Dear Evan Hansen is the story of the individual struggles we hide under the facade of our public images.
Evan Hansen finds himself propelled to fame as a lie that he was best friends with Connor Murphy, a troubled student that committed suicide, spirals out of control. The heartbreaking part is that we can’t even fault Evan for his lie, he just wants to belong and has struggled for so much of his life to do so.
Beni Levi Ross’ Evan Hansen embodies the self consciousness and personal fears we have all felt at points in our lives. Ross’ portrayal of the titular character is real, and there wasn’t a single dry eye in the audience as Evan Hansen creates his ideal friendship out of the desired memory of Connor Murphy.
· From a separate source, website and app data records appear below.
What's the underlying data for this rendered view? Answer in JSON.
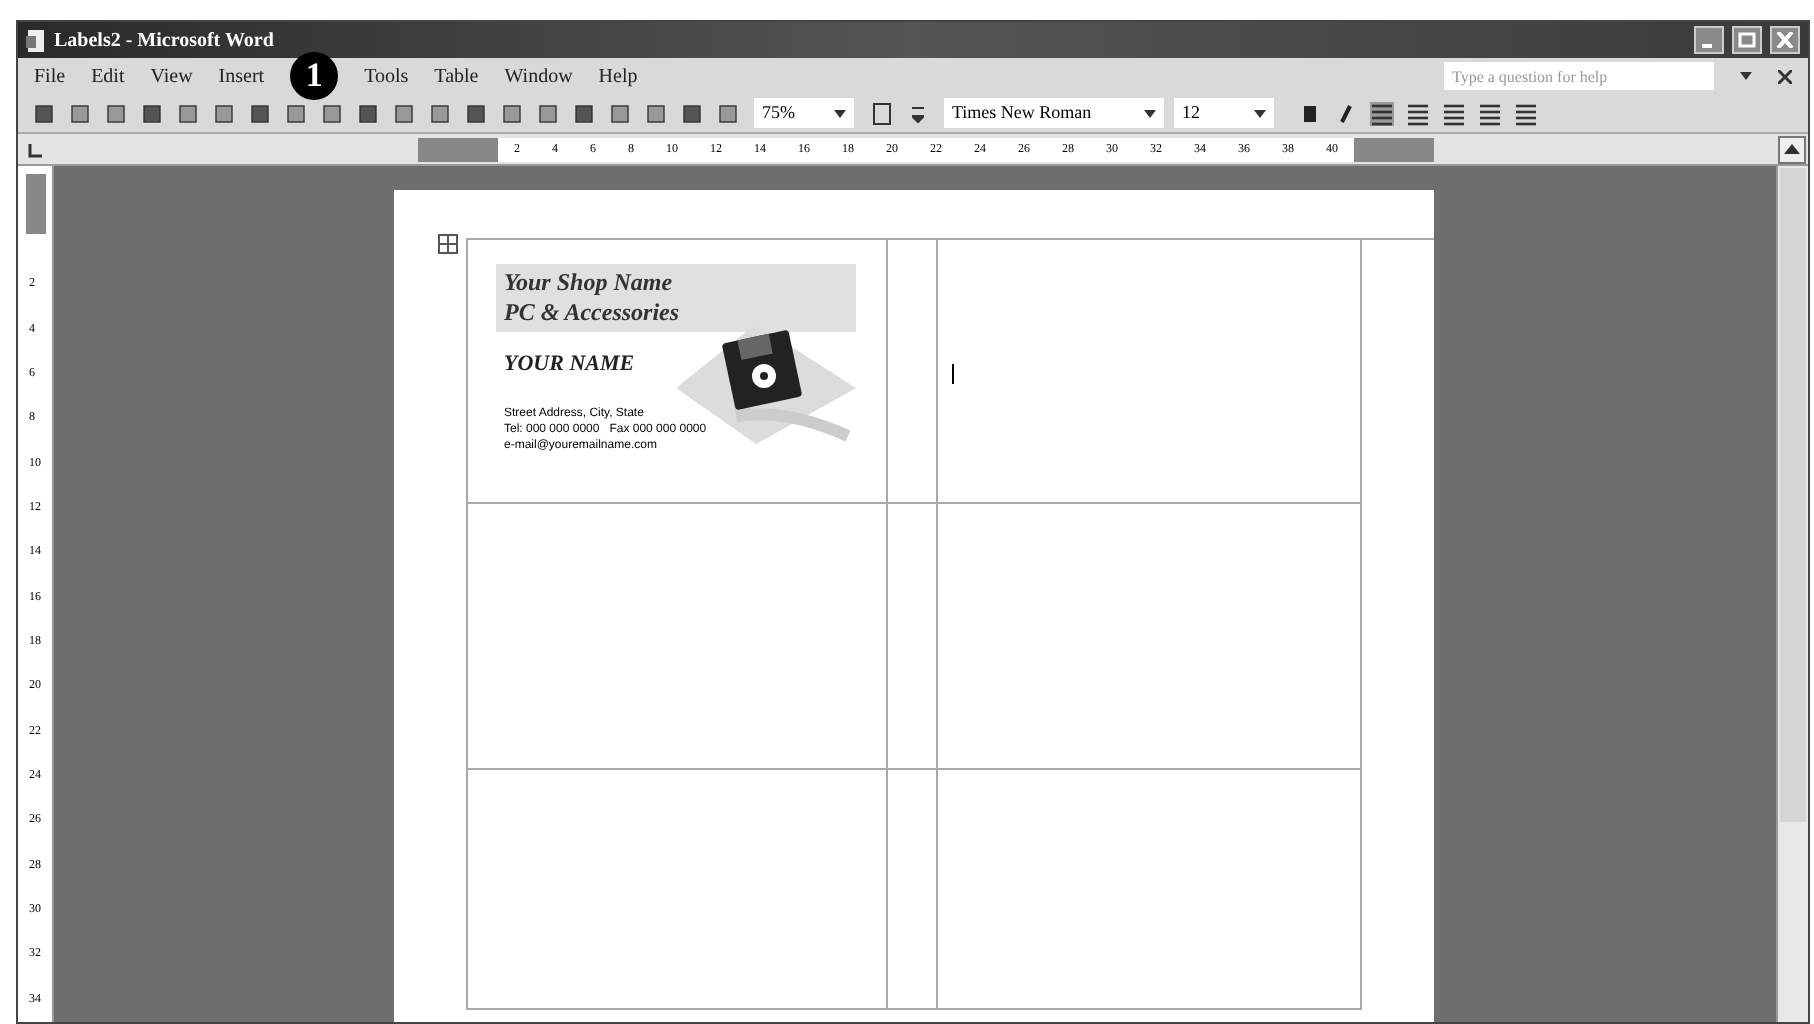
{
  "window": {
    "title": "Labels2 - Microsoft Word"
  },
  "menu": [
    "File",
    "Edit",
    "View",
    "Insert",
    "Tools",
    "Table",
    "Window",
    "Help"
  ],
  "callout": "1",
  "help_box": {
    "placeholder": "Type a question for help"
  },
  "toolbar": {
    "zoom": "75%",
    "font": "Times New Roman",
    "size": "12",
    "bold": false,
    "italic": false
  },
  "ruler": {
    "numbers": [
      "2",
      "4",
      "6",
      "8",
      "10",
      "12",
      "14",
      "16",
      "18",
      "20",
      "22",
      "24",
      "26",
      "28",
      "30",
      "32",
      "34",
      "36",
      "38",
      "40"
    ]
  },
  "vertical_ruler": {
    "numbers": [
      "2",
      "4",
      "6",
      "8",
      "10",
      "12",
      "14",
      "16",
      "18",
      "20",
      "22",
      "24",
      "26",
      "28",
      "30",
      "32",
      "34"
    ]
  },
  "label": {
    "shop_name": "Your Shop Name",
    "tagline": "PC & Accessories",
    "name": "YOUR NAME",
    "lines": [
      "Street Address, City, State",
      "Tel: 000 000 0000   Fax 000 000 0000",
      "e-mail@youremailname.com"
    ]
  }
}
But this isn’t a struggle specific to social anxiety-ridden Evan. It becomes apparent that each of the characters around him experience varying levels of that same challenge. Even the type-A, highly involved, Alana Beck, struggles with fitting in and making friends.
The showrunners are quick to point out that this isn’t a story only about mental health and suicide, rather its about the intertwined complexity of interpersonal relationships, self esteem, and communicating authentically in a digitial age.
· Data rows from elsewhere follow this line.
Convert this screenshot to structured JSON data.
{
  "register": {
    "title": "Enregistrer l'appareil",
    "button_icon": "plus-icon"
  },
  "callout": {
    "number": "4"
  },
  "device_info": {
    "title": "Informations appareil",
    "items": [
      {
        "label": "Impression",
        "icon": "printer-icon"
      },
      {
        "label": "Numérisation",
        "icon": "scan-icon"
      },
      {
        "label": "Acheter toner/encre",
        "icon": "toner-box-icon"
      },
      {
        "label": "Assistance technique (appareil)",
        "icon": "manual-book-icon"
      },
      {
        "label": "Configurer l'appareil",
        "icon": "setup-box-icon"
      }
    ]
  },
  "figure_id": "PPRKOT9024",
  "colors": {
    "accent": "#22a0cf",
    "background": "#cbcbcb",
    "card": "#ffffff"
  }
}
The music and lyrics are by Benj Pasek and Justin Paul, who since the release of Dear Evan Hansen, have gone on to increased celebrity with their musical compositions for La La Land and The Greatest Showman. Dear Evan Hansen has that same poignant musical quality, lyrics that make our hearts clench and melodies that we’re humming a month later.
The incredible vocal prowess of this touring cast outshines the original Broadway cast recording. Momma Hansen, played by Jessica Phillips, has an Idina Menzel-esque quality to her voice and Maggie McKenna’s Zoe Murphy is emotional and evocative.
On a side note, it seems that other theater goers had the same thought that I did about the musical’s seminal song.
Wait, is the song “You Will Be Found” from Evan Hansen actually just “Flashlight” from Pitch Perfect 2…?
— Dana Schwartz (@DanaSchwartzzz) July 22, 2017
Dear Evan Hansen made its world premiere here in DC in July 2015 at the Arena Stage and it’s with sold out nights and tearful audiences that we welcome this powerful performance back to the city this summer.
Dear Evan Hansen plays at the Kennedy Center Eisenhower Theater through Sunday, September 8. Tickets range from $79-$175 and can be purchased online, in person at the box office, or by calling 202-467-4600. There are a select number of seats available for $25 through a lottery system.
Running time: Approximately 2.5 hours with a 15 minute intermission.
Final Grade: A